Painting, ceramics and textile goods are the main manual artistic expressions. Writers Francisco Gavidia (1863–1955), Salarrué (Salvador Salazar Arrué) (1899–1975), Claudia Lars, Alfredo Espino, Pedro Geoffroy Rivas, Manlio Argueta, José Roberto Cea, and poet Roque Dalton are among the most important writers to stem from El Salvador. Notable 20th century personages include the late filmmaker Baltasar Polio, female film director Patricia Chica, artist Fernando Llort, and caricaturist Toño Salazar.

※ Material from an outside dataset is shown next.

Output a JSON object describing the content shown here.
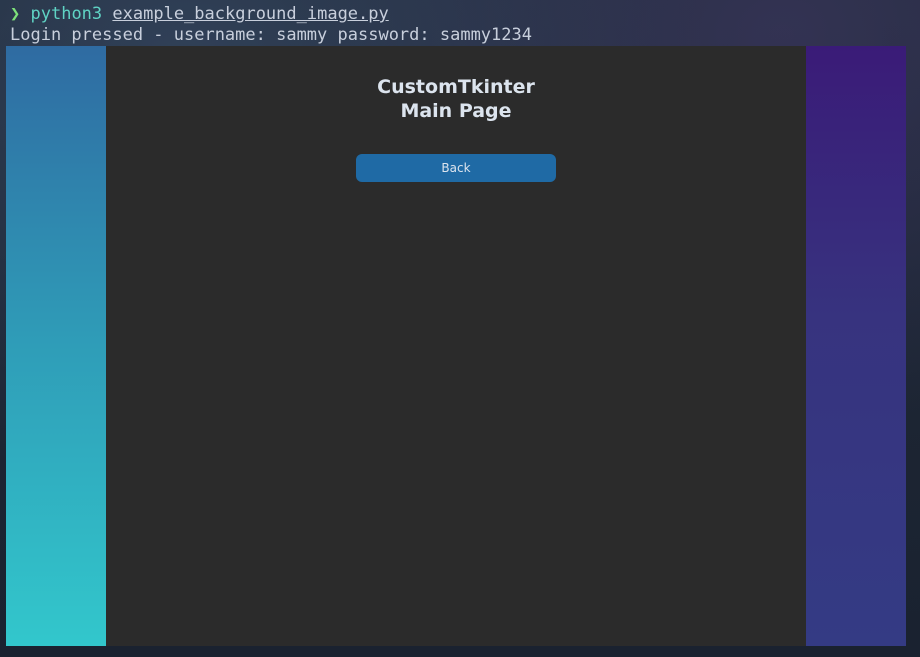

Amongst the more renowned representatives of the graphic arts are the painters Augusto Crespin, Noe Canjura, Carlos Cañas, Julia Díaz, Mauricio Mejia, Maria Elena Palomo de Mejia, Camilo Minero, Ricardo Carbonell, Roberto Huezo, Miguel Angel Cerna, (the painter and writer better known as MACLo), Esael Araujo, and many others. For more information on promiment citizens of El Salvador check the List of Salvadorans.